- _Problem_
Scan the records below and copy every line that contains the string "description".
-------- Material shown --------
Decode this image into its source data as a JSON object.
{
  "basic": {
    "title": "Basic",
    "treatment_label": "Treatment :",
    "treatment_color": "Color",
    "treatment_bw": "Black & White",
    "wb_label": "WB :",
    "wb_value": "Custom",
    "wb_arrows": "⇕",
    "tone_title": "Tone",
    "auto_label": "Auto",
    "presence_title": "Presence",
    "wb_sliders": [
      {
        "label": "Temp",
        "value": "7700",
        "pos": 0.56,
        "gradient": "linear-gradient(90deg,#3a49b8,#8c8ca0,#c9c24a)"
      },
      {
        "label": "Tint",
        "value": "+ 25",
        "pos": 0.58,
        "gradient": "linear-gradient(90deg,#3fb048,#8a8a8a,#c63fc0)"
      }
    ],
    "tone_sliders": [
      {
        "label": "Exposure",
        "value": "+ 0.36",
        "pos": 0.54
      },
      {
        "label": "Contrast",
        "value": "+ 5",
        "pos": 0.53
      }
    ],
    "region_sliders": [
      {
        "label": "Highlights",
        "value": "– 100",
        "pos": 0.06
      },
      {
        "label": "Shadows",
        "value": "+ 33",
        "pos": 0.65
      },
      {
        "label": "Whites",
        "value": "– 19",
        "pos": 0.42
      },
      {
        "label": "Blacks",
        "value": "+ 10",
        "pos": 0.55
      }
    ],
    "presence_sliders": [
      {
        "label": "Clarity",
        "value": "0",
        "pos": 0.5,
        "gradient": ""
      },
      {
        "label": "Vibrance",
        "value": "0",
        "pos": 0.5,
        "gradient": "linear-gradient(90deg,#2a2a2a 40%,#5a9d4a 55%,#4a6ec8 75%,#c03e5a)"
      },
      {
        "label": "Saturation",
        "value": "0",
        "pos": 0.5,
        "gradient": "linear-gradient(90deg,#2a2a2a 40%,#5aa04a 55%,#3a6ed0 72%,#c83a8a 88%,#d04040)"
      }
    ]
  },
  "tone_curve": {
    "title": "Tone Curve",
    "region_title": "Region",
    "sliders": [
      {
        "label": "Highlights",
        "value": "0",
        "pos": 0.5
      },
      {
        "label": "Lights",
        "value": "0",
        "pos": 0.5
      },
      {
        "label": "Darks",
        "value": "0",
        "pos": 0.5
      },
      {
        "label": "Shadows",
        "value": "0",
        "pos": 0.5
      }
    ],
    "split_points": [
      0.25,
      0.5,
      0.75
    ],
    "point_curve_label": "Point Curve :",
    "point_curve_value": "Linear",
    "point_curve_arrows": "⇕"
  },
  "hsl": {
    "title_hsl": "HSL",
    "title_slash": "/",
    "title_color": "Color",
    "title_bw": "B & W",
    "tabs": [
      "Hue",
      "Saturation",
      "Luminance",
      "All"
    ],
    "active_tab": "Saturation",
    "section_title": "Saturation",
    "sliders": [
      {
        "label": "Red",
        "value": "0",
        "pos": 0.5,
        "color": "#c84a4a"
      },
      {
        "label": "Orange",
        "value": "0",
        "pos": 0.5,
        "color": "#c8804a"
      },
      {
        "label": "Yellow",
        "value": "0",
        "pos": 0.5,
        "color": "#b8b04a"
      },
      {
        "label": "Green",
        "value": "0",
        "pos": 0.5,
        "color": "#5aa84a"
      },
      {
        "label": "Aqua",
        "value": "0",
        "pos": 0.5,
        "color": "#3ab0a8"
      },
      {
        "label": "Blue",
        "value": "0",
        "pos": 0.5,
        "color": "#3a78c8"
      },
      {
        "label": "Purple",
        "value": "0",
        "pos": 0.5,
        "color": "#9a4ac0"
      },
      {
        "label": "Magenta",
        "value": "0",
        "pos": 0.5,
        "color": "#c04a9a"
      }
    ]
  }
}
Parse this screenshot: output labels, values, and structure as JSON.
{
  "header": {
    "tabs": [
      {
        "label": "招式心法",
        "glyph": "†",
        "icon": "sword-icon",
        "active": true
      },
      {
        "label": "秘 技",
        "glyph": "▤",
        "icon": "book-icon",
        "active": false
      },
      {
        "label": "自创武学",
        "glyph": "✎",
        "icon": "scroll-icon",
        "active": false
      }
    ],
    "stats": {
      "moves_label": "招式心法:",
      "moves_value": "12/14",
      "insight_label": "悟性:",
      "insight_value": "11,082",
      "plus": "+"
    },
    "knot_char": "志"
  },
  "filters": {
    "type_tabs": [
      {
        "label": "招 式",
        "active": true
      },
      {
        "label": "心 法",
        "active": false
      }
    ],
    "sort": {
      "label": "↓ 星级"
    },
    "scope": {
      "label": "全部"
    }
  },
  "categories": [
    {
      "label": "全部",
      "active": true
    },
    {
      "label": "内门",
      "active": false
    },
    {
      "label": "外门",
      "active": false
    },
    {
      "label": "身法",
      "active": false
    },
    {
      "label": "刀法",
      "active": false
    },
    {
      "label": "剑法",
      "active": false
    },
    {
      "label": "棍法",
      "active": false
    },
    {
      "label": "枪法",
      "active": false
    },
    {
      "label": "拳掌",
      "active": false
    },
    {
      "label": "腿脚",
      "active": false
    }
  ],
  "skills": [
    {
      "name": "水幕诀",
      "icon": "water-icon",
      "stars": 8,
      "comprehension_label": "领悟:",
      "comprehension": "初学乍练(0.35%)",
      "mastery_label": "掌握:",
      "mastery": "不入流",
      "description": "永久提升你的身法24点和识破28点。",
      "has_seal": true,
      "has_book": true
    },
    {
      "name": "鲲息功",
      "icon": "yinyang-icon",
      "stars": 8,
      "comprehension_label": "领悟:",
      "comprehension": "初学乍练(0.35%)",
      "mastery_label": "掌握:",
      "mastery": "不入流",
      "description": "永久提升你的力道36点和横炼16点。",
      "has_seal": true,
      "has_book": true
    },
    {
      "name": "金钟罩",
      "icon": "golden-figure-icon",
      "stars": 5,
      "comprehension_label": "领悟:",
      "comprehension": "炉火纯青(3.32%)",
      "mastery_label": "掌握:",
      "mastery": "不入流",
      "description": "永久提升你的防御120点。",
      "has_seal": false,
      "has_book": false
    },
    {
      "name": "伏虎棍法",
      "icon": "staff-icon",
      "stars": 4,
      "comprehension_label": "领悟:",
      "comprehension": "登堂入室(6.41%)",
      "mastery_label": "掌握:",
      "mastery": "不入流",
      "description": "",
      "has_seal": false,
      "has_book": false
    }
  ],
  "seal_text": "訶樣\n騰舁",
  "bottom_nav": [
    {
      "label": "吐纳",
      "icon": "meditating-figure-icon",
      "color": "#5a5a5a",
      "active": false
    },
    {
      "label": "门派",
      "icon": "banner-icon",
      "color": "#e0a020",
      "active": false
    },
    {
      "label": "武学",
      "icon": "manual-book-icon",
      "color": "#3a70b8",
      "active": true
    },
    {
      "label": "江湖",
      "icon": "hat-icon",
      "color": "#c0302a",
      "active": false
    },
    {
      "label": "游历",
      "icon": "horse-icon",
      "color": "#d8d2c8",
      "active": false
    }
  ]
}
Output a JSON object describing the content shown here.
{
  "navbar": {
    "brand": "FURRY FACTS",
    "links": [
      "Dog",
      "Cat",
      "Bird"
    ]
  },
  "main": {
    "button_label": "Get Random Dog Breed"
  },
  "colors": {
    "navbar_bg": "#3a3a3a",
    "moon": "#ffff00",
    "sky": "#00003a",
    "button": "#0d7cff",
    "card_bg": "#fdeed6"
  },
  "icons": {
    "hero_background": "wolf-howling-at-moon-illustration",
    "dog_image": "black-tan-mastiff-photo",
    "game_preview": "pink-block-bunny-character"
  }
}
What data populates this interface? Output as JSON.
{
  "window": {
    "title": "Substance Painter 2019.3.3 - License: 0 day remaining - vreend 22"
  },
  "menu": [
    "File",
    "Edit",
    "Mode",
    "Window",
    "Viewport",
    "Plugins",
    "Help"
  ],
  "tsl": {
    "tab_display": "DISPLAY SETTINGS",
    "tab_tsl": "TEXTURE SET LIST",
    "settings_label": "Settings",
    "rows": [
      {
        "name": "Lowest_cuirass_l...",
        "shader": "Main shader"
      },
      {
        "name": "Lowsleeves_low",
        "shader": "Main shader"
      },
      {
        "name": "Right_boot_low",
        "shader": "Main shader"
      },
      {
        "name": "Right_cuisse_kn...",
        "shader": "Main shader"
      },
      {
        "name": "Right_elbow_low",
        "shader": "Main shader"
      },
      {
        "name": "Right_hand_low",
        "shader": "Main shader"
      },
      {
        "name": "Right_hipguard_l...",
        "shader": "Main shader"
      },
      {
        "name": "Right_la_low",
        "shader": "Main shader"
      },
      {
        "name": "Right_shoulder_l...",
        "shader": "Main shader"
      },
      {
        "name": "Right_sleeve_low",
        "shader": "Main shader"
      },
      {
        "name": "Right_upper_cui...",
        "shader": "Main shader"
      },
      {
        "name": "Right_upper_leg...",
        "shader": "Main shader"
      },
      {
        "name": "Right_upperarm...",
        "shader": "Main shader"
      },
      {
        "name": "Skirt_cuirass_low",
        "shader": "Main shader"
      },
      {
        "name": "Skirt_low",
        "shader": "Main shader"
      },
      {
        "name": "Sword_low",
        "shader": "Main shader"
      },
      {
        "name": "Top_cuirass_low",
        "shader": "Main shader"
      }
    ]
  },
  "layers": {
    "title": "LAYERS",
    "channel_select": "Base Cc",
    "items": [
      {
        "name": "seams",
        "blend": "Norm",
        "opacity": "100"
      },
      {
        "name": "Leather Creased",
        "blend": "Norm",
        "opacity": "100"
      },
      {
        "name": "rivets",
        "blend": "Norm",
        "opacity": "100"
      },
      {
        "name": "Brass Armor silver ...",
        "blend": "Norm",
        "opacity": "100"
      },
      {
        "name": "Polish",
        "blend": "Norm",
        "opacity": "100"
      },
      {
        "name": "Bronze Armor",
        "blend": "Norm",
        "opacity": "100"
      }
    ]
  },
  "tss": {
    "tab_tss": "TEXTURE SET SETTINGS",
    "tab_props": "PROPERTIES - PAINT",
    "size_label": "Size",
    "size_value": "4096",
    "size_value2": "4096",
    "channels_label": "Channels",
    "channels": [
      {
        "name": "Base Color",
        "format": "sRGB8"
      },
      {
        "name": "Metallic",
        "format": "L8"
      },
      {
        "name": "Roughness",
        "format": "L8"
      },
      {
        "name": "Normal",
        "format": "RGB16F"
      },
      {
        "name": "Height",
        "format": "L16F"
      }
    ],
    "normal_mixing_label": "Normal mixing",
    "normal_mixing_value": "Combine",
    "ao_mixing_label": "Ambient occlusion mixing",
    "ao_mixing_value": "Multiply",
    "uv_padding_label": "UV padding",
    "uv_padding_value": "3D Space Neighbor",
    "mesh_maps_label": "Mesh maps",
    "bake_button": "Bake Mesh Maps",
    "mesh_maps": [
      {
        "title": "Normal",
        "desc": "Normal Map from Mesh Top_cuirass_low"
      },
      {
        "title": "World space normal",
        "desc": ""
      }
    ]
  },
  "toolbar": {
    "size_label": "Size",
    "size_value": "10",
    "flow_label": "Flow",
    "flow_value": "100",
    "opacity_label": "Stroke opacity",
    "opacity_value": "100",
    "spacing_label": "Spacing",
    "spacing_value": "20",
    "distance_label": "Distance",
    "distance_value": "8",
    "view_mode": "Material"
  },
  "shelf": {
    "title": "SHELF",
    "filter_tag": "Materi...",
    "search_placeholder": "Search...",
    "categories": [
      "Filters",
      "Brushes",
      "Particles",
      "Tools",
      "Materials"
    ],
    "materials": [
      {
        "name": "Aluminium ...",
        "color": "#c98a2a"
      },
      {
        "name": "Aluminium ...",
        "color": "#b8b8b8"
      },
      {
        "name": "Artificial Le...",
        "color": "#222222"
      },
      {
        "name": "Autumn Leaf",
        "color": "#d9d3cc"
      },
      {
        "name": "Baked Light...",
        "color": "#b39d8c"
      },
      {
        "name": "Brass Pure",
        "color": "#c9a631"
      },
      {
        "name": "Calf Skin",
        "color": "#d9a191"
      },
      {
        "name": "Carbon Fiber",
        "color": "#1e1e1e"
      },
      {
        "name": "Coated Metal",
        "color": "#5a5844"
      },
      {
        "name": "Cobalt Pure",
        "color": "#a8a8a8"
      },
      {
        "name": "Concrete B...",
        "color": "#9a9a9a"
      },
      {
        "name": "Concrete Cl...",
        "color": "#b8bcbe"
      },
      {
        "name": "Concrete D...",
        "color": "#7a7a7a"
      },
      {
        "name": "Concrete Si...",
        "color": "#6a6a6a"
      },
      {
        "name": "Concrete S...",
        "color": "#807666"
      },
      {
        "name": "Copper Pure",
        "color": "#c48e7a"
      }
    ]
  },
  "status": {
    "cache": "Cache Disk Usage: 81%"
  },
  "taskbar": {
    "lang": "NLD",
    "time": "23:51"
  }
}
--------
- _Result of the task_
      "description": "永久提升你的身法24点和识破28点。",
      "description": "永久提升你的力道36点和横炼16点。",
      "description": "永久提升你的防御120点。",
      "description": "",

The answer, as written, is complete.